as a sign of success, they do ALL seek to have their work exposed to and understood
by as large an audience as possible. The idea of intentionally spending millions
of dollars and man-hours to make something “just for me and my best friends”
I find highly suspect. I’m sure they just end up that way.
And really, folks... In this video game, short-attention span, youth culture
we now live in, is there anyone who isn’t having their inner sixteen-year-old
boy stroked every day? Quentin Tarantino turned forty years old this year, and
while I don’t want him to go the Lawrence Kasdan way of making a series
of “Help me, I’m having a mid-life crisis!” films (THE BIG
CHILL, GRAND CANYON), I do expect more from him than misogynistic power fantasies.
Do you remember your real 16-year-old boy?

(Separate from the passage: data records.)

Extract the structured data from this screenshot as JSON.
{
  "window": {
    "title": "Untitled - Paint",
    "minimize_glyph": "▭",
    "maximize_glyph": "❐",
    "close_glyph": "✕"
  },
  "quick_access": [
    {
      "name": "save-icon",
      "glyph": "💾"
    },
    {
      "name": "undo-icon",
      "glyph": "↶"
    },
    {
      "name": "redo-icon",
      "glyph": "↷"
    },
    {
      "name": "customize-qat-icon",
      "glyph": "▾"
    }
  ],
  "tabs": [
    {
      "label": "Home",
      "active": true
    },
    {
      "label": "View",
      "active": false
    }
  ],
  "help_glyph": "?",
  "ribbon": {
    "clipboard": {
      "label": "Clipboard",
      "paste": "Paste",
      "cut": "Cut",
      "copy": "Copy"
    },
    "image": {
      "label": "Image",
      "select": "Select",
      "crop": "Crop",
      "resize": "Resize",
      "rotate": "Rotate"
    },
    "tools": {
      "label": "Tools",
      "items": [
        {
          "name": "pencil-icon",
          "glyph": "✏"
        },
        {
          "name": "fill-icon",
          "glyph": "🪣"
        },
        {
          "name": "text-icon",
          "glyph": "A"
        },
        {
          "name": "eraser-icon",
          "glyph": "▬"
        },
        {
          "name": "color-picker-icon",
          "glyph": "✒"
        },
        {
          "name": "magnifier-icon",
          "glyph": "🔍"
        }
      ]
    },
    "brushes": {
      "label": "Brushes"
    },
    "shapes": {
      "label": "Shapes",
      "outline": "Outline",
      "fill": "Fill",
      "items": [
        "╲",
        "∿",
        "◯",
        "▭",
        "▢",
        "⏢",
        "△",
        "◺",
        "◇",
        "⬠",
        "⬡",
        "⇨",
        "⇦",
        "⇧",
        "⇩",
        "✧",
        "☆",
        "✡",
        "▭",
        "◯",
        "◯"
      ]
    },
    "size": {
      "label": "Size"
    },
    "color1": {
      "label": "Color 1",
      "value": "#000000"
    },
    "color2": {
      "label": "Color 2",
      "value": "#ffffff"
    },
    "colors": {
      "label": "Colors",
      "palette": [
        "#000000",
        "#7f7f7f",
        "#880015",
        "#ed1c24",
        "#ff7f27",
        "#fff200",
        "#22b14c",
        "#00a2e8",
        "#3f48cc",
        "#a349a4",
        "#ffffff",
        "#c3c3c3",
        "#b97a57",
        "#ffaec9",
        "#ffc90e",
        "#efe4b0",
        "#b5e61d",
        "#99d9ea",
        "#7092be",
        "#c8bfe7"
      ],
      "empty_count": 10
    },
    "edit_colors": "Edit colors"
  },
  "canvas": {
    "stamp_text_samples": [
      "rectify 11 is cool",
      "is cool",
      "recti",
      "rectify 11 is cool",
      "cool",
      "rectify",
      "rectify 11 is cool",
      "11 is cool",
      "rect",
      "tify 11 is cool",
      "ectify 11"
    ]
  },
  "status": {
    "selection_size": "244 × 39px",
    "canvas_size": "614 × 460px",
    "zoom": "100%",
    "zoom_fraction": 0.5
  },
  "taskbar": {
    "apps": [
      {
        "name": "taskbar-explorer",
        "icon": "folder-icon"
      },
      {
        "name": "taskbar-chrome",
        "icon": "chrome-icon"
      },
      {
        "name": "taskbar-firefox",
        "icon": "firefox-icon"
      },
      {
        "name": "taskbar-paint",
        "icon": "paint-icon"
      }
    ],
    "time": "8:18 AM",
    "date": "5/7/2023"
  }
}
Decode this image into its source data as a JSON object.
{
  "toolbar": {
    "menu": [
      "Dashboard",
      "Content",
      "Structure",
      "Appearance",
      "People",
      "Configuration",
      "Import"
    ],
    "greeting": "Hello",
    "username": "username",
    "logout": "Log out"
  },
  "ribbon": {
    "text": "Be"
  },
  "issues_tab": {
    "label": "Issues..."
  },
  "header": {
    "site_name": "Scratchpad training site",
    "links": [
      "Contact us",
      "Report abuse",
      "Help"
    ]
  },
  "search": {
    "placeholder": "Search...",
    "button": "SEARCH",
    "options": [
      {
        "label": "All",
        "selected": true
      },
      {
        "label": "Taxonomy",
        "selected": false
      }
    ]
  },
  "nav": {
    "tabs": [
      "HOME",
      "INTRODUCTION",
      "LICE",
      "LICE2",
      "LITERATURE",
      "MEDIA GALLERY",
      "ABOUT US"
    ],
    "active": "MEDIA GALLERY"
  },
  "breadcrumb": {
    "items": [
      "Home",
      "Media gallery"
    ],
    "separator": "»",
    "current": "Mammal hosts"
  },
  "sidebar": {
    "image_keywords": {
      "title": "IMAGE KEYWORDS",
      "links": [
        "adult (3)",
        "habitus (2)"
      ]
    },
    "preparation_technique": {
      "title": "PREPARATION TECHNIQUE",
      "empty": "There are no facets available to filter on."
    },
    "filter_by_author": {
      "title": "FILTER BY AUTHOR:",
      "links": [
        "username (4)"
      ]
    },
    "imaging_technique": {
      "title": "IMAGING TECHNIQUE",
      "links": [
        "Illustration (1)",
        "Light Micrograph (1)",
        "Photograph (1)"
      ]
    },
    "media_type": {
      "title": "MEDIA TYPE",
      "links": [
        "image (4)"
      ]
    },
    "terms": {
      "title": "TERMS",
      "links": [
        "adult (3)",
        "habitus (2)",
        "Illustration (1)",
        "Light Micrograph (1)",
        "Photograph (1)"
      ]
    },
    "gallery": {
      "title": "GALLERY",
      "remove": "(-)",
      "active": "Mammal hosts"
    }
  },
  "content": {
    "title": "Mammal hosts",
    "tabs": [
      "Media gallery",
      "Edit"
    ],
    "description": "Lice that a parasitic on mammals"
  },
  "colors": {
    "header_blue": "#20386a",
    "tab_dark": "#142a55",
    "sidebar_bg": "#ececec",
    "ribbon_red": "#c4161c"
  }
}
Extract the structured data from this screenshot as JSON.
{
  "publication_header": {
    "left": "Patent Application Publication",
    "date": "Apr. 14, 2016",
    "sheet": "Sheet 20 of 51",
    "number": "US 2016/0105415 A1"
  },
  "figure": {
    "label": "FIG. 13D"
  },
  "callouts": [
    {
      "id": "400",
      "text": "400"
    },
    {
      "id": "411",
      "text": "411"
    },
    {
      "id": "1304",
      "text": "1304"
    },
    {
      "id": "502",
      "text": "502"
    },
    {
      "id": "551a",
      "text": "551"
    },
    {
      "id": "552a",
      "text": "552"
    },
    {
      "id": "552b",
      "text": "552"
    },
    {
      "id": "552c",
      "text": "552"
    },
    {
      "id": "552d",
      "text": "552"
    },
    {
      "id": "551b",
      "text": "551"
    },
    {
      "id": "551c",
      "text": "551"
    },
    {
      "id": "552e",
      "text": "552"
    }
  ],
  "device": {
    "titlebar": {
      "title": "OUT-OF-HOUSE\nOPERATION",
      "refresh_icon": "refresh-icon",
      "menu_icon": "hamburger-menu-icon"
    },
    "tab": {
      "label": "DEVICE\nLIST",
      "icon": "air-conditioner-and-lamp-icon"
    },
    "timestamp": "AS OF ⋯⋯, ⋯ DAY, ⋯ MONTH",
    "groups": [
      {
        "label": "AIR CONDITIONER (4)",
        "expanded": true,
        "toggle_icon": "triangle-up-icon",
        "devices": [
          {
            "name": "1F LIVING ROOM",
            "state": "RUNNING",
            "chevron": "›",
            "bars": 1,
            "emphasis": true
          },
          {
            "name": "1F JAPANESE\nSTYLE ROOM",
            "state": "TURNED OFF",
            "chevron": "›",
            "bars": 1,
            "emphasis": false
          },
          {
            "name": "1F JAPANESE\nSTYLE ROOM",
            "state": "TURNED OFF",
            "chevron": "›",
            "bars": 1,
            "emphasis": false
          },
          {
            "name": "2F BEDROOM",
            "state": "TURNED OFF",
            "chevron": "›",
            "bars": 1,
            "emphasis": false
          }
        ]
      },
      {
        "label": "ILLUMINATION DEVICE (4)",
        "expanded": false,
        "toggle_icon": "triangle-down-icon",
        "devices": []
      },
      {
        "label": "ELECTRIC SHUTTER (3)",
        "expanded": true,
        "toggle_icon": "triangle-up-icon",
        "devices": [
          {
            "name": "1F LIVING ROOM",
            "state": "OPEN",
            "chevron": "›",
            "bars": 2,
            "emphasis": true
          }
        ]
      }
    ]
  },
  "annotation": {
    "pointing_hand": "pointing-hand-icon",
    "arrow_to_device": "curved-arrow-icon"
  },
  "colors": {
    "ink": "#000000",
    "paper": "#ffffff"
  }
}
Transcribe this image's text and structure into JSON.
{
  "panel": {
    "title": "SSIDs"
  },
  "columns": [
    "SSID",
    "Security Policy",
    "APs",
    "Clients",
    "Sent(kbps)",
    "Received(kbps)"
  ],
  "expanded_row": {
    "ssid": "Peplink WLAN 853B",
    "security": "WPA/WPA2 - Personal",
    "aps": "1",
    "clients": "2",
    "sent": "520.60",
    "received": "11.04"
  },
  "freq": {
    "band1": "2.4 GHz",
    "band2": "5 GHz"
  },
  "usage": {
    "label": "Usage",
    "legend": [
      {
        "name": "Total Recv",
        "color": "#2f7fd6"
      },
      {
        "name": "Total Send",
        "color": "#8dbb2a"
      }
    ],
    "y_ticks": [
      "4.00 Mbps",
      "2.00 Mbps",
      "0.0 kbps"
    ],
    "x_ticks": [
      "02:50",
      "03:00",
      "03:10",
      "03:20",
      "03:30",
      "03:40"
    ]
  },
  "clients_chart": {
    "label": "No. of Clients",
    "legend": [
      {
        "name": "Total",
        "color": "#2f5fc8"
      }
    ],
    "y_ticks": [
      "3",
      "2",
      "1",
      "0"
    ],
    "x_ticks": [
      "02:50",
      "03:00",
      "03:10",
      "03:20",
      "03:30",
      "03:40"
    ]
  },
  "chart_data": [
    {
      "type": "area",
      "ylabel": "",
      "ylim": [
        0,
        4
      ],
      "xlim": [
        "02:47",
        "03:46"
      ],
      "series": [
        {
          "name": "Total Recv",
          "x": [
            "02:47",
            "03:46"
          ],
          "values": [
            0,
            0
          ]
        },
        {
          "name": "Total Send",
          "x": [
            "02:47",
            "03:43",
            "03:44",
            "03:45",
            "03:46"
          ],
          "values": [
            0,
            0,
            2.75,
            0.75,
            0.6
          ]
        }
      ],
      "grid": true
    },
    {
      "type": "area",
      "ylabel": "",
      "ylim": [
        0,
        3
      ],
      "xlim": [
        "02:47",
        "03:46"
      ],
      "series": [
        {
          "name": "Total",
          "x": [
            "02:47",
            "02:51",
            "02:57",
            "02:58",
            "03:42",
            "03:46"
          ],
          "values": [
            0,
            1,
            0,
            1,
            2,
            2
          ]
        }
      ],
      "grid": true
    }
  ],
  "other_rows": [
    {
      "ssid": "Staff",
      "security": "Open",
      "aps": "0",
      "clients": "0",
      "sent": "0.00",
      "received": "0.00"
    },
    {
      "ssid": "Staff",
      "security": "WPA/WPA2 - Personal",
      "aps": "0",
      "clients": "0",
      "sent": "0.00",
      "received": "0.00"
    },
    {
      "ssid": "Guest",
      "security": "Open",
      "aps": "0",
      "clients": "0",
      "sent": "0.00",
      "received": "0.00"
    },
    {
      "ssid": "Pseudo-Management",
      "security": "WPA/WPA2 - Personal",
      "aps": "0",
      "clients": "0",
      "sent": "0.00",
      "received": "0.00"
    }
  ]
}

The one who spent way too much
time thinking about getting even with the jocks and the girls that blew him
off for cooler, older guys. The one that thinks a comatose woman being raped
is “kinda cool”.
Quentin Tarantino is still a visionary and a ground breaker. He originally
shot KILL BILL as one three-hours-plus movie, but as every shot was so perfect
neither he nor Miramax could bring themselves to cut any of the footage, they
decided to make a bold move into uncharted waters by releasing it as two volumes,
with the second part to follow within less than a year.... Which is good since
he drops a bomb of a cliff hanger during the end credits
...Well, it’s a “cliff hanger” if you’ve never watched
a soap opera before. Otherwise you’ll probably see it coming within the
first 10 minutes like I did.
The move certainly is groundbreaking, though... as long as you don’t
count the sequels MATRIX: RELOADED and MATRIX: REVOLUTIONS, which are to be released
only a few months from each other (I swear that’s the last time I’m
gonna do that)... but it’s really not the same thing. KILL BILL is one
long movie cut in half, and the first half is a balls to the wall action-fest...
with its fair share of stale scenes that have only Tarantino’s stylish
camera skills to get you through them. It’s obvious that a good 30-45
minutes could’ve been painlessly shaved off to make the whole thing only
But I’m not cynical enough to think it’s being released as two movies
just to sell more tickets and DVDs. If you ask me, it’s just pure self-indulgence.
But I guess I got a lot of nerve to sit hear and complain about somebody else’s
“self indulgence” after I just wrote a review that’s longer
than the actual script to the movie. In retrospect, I suppose I should’ve
just broke it up and released it as two parts.
...Although, everyone might’ve been better served if I’d
just hired an editor.